Arif and Snowball enjoyed a long (for a hamster) friendship, until one day, as Arif was cleaning the cage, Snowball ran off. We looked everywhere, left out treats in various places, but no sign of Snowball could be found.
When we moved from that house a couple years later, we did find a familiar shaped skeleton behind the washing machine.
Fast forward ten years. Arif miraculously survived a car accident (you can read parts of that story here).
After spending months in hospitals, we finally brought him home - a very different fellow than the one who left that fine April morning. He was wheelchair bound, paralyzed on his left side, and barely able to talk. His attention span and memory were roughly equivalent to that of a goldfish. He often told us he had taken a vow of silence, so it was quite difficult to get any communication from him.
Honnah drove us 45 minutes each way three times a week to take him to physical, occupational, and speech therapy appointments first thing in the morning. He did dress himself, but very slowly and I needed to be present the whole time, or he would forget what he was doing. In order to keep myself calm, I talked with him and prayed with him during the drawn out process. Most of the time, it was a monologue as I got minimal verbal response from him. So, I talked about just about anything that popped into my head.
At one point, I read some accounts of near death experiences, so I became curious. Since Arif was diagnosed as having “no brain activity” for some time, I decided to ask him about the possibility. I really had no expectations of his response.
“Arif, I was wondering if you had some sort of experiences when you were in the hospital - something apart from the hospital events themselves.”
I wanted to leave it as open ended as possible, so he would not be ‘led’ in any particular direction.
To my utter surprise, Arif brightened up and really began chattering:
“Yes! I died and I was judged...” (the rest of that dialog is for another chapter)
This became a topic for discussion on a number of our early morning, sessions. I asked him to describe the events he experienced. The descriptions were fluid and very similar from one telling to the next. With his memory issues, I thought he might forget from one morning to another what he said previously.
After feeling confident that he had really “been there” I began to ask less open ended questions. I asked if he met certain friends and family members who had passed away earlier. His responses made a good bit of sense according to what we knew about those people. Most of those will also be in another chapter.
I also asked about his encounters with various saints. Some of these stories were more vague than those mentioned above.
Until I asked him about his favorite saint - Saint Francis.

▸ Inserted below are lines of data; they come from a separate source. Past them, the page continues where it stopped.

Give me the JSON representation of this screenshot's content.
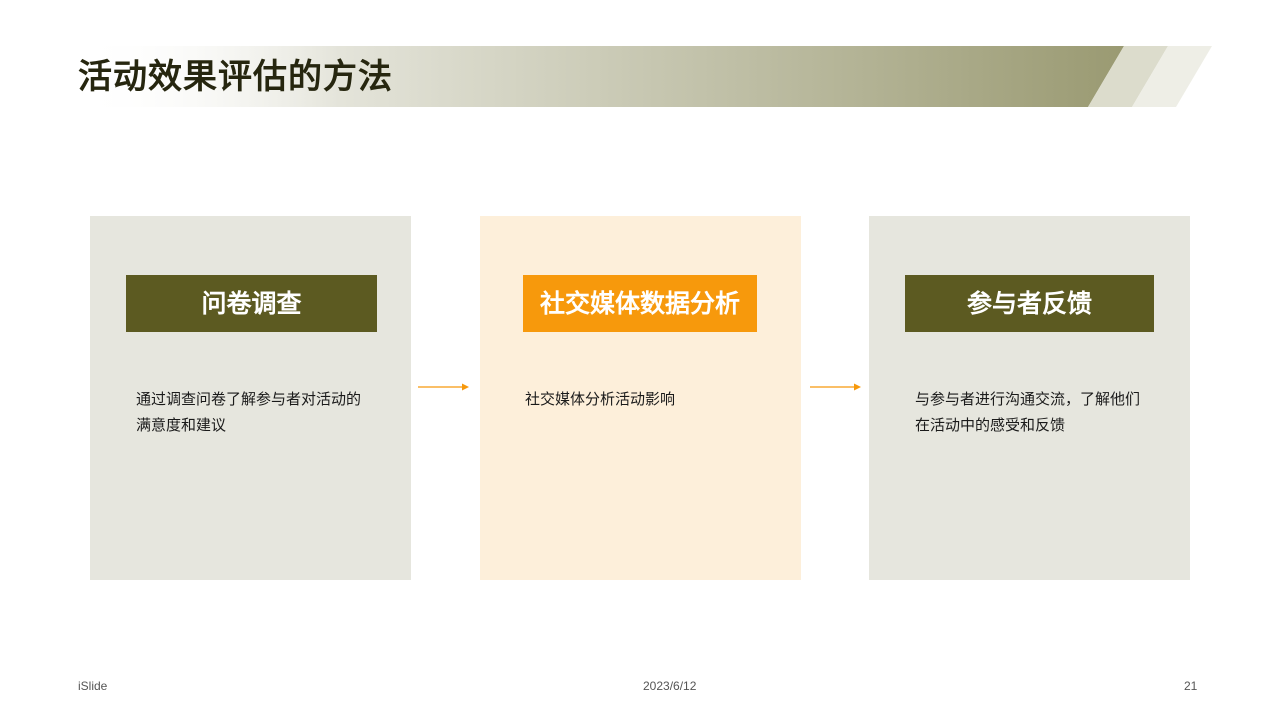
{
  "slide": {
    "title": "活动效果评估的方法",
    "colors": {
      "band_start": "#e4e4da",
      "band_end": "#9a9a72",
      "card_neutral": "#e6e6de",
      "card_accent": "#fdefda",
      "title_neutral": "#5c5a21",
      "title_accent": "#f7990c",
      "arrow": "#f7990c"
    }
  },
  "cards": [
    {
      "title": "问卷调查",
      "text_lines": [
        "通过调查问卷了解参与者对活动的",
        "满意度和建议"
      ]
    },
    {
      "title": "社交媒体数据分析",
      "text_lines": [
        "社交媒体分析活动影响"
      ]
    },
    {
      "title": "参与者反馈",
      "text_lines": [
        "与参与者进行沟通交流，了解他们",
        "在活动中的感受和反馈"
      ]
    }
  ],
  "footer": {
    "brand": "iSlide",
    "date": "2023/6/12",
    "page_number": "21"
  }
}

Arif started to laugh - a sound we rarely hear, even today.
“Yes ... I did meet with Saint Francis. ... I was so excited. ... And do you know what? ... Saint Francis reached out to me like this (extending both hands, cupped together with a huge grin). ... And do you know what he handed me? ...... A Snowball!”
I chuckled, thinking that was a rather strange item for a saint to deliver.
“Oh well.” I thought “A rather wild story, and one that doesn’t really make sense.”
It was some time later that I remembered a little white hamster.

Friday, December 13, 2013

Walking improvement

Arif does so much better about getting his heel down to the floor.

Sit, Stand, Stay Square

Lucky Friday the Thirteenth

We have seen so much improvement in such a short time. After all these years of struggling for any progress only to have it disappear almost as fast as we made any gains, we are now seeing not only that he is improving, but that we can build on previous gains.

Friday, December 6, 2013

HBOT journal 1

Arif is now receiving Hyperbaric Oxygen Treatments. Here he is in his capsule. Stay tuned for updates.